The Saint-Paul section: in the 15th and 16th centuries predominately Italian banker-merchants moved into sumptuous urban residences here called hôtels particuliers. The Hôtel Bullioud and the Hôtel de Gadagne are two magnificent examples and the latter now houses the Lyon Historical Museum and the International Puppet Museum. The Loge du Change stands as testimony to the period when trade fairs made the city wealthy. The Saint Paul church with its Romanesque lantern tower and its spectacular spire mark the section’s northern extremity.
The Saint Georges section: silk weavers settled here beginning in the 16th century before moving to the Croix Rousse hill in the 19th century. In 1844, the architect Pierre Bossan rebuilt the St George's Church on the banks of the Saône in a neo-Gothic style. In the Middle Ages, when there were only a few parallel streets between the hill and the Saône, the first traboules were built. Derived from the Latin trans-ambulare, meaning to pass through, traboules are corridors through buildings and their courtyards, connecting one street directly with another. Visitors can discover an architectural heritage of galleries and spiral staircases in these secret passageways, as unexpected as they are unique.
Buildings in the rue du Bœuf
Building in Saint-Paul
Cathedral and the manécanterie (one of the oldest buildings in Lyon)
Saint-Paul is the quarter surrounding Gare Saint-Paul, built in 1873, and the homonymous church. It is the scholastic pole of Vieux Lyon, with two main institutes, les Maristes et les Lazaristes.
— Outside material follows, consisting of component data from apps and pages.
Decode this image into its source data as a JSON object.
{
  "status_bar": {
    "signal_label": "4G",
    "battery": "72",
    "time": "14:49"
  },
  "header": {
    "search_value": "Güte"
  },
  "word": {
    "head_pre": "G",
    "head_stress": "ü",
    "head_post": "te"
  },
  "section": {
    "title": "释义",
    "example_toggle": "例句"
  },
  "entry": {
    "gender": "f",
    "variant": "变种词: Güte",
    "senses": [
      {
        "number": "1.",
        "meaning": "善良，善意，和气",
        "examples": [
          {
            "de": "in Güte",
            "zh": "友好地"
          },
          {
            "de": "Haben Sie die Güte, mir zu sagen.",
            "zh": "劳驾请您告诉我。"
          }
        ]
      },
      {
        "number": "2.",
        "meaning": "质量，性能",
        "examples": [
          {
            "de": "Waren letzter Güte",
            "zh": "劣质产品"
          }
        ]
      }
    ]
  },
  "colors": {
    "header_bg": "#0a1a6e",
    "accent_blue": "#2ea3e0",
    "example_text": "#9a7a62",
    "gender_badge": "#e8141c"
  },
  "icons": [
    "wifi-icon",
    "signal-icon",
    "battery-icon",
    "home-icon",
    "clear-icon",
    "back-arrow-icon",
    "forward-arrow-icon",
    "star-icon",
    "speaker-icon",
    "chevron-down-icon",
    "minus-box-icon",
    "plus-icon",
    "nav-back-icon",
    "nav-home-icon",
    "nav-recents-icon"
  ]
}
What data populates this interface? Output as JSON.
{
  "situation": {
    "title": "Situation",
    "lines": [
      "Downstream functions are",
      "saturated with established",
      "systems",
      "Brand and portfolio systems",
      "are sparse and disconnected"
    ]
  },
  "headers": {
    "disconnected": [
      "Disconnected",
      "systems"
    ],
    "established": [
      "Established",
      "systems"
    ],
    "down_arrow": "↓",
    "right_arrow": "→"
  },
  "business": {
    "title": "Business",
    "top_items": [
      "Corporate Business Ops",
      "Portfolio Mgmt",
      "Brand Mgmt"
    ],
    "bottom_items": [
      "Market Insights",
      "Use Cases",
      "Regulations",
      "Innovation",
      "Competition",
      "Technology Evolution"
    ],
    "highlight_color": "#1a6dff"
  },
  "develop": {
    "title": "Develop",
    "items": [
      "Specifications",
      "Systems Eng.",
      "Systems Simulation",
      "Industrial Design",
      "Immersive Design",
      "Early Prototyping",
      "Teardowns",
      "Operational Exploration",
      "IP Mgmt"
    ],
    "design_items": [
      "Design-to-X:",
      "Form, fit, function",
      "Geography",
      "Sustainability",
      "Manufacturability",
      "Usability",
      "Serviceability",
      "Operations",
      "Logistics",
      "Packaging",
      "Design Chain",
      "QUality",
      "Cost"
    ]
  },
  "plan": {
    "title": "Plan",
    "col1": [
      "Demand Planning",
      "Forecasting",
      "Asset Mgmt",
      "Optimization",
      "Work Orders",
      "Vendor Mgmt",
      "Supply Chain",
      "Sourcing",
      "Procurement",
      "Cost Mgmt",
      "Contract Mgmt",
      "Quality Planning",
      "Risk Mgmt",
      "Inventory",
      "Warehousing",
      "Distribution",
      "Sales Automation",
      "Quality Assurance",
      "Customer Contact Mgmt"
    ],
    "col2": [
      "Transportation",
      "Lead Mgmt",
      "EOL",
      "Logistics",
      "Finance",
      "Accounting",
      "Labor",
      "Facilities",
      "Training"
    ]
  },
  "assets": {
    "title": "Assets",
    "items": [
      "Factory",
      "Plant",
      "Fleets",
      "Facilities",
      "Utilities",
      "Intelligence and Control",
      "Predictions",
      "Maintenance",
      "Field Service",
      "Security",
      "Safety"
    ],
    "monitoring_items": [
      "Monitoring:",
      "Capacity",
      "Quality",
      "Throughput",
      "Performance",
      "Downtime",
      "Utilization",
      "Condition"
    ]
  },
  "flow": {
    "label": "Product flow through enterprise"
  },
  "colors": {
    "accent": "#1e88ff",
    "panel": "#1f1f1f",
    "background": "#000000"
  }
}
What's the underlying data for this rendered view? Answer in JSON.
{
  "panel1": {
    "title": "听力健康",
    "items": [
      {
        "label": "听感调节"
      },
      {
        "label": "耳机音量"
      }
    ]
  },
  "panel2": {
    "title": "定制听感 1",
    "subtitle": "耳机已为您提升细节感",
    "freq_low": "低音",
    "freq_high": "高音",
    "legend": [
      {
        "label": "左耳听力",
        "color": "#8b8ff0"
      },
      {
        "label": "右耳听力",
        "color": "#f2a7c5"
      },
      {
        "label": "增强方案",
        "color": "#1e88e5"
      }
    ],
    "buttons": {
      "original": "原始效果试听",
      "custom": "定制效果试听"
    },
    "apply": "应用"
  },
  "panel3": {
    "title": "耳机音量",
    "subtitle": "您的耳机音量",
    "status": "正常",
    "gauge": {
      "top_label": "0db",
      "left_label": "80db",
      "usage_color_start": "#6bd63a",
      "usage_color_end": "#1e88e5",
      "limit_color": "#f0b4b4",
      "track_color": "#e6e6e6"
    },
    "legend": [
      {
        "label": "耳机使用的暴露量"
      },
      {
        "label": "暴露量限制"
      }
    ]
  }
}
The church of Saint Paul itself was built for the first time in 549 and rebuilt in the 11th and 12th centuries.